Northwest Community College plans to slash budget by $1.4 million

Most affected will be the college's university credit courses and its Smithers campus

Northwest Community College has announced spending cuts of $1.4 million

Northwest Community College has announced spending cuts of $1.4 million, primarily affecting its university course credit program.

While no university credit programs will be cancelled outright, where and how courses will be taught is to change, said college communications director Sarah Zimmerman.

“With under-enrolled courses, we looked at timetables so that instead, for example, of being offered several times it will be offered once,” she said.

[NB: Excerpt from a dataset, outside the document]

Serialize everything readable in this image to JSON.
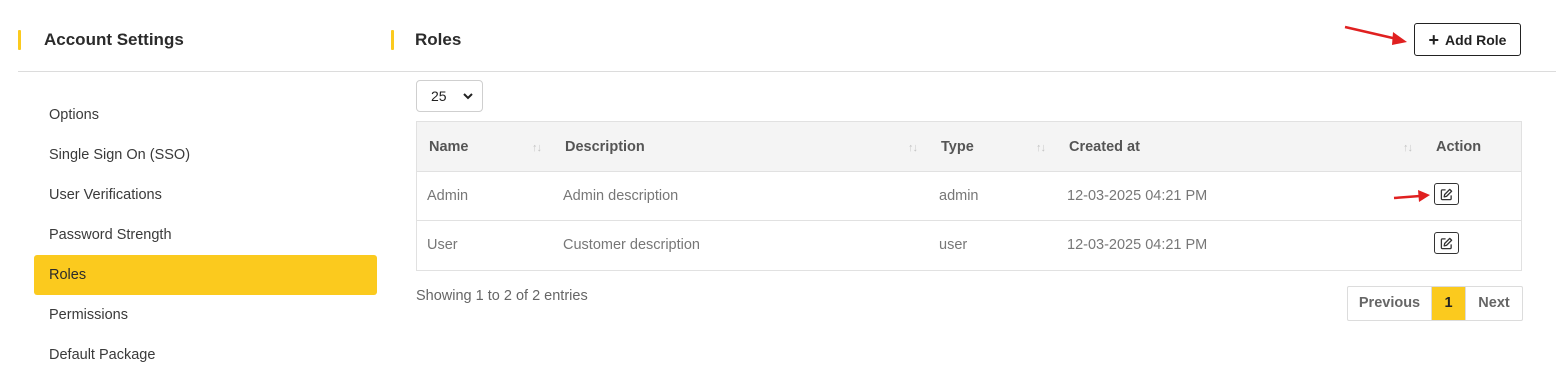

Smithers is to be affected the most as students there wishing to take university credit courses will now have to do so via teleconferencing or other electronic means.

And fewer course times means fewer instructors and others will be needed, Zimmerman said.

“We’ve been working with our unions offering early retirement and severance packages,” she added.

The more college employees take up retirement or severance packages the fewer actual job losses there will be, said Zimmerman.

Some instructors are also being told they’ll be teaching less.

Zimmerman said the college’s shortfall stems from receiving less money from the province and less tuition money because student enrolment has dropped.

“And as a college, we are obligated to submit a balanced budget,” she said.

One large financial loss comes from the province cutting a grant worth $494,000 to provide tuition-free adult basic education courses.

The college will now start charging the same level of tuition for adult basic education that it does for university level academic courses but students can also now apply to the province for financial assistance.

The level of assistance will depend on a student’s income.

“We don’t know what the impact of charging tuition will be or the uptake of financial aid,” said Zimmerman, adding that the college estimates the new fees will bring in $75,000.

Despite the spending cuts and a compressed academic program offering, Zimmerman said the college remains a viable educational institution.

“We continue to have robust programs. There is demand for what we offer – trades, fine arts, health and business programs,” she said.

 

Get local stories you won't find anywhere else right to your inbox.
Sign up here

Just Posted

Museum colouring books are a big hit with families

Curator found them tucked away in a box

City says unlikely there will be a significant property tax reduction from proposed increase

One resident has asked the Town to consider reducing the proposed 7.4 per cent tax increase

Kitimat LNG Canada worker tests positive for COVID-19

The company announced the positive case to its workers on March 28

Bachrach to donate salary hike to community organizations

Skeena-Bulkley Valley MP among growing list of MPs giving raise away amid economic crisis

Heli-skiing firm reports no further signs of COVID-19

Guest of Northern Escape Heli Skiing tested positive last month

From inside the ER: B.C. doctor tells it like it is from the frontlines of COVID-19

‘Stay home. It’s working,’ says ER doctor in a Q&A discussion, ‘And please don’t worry.’

B.C. senior gives blood for 200th time, has ‘saved’ 600 lives

There was no cutting of cake for Harvey Rempel but he’s challenging youth to start donating blood

Trudeau commits $100M to help food banks amid COVID-19 crisis

Funds will help ‘urgent food needs’ for Canadians awaiting federal emergency benefits to kick in

Couple won’t self-isolate after returning from overseas: Cowichan by-law

New law requires 14 days of self-isolation when returning to Canada

How well can cell phones carry COVID-19? Disinfecting may be wise

‘You want to keep it as clean as you would normally your hands’

3M pushes back on Trump administration call to stop sending N95 masks to Canada

3M says it has already been turning out as many of the N95 masks as possible

B.C. health care workers gain access to virtual health care options

During COVID-19 many clinics have closed, leaving health care workers with nowhere to turn

Tax collectors, auditors to help field ‘historic’ numbers of benefit-seeking callers

‘If you work for CRA, people think we are just there to take money from your pockets.’

Most Read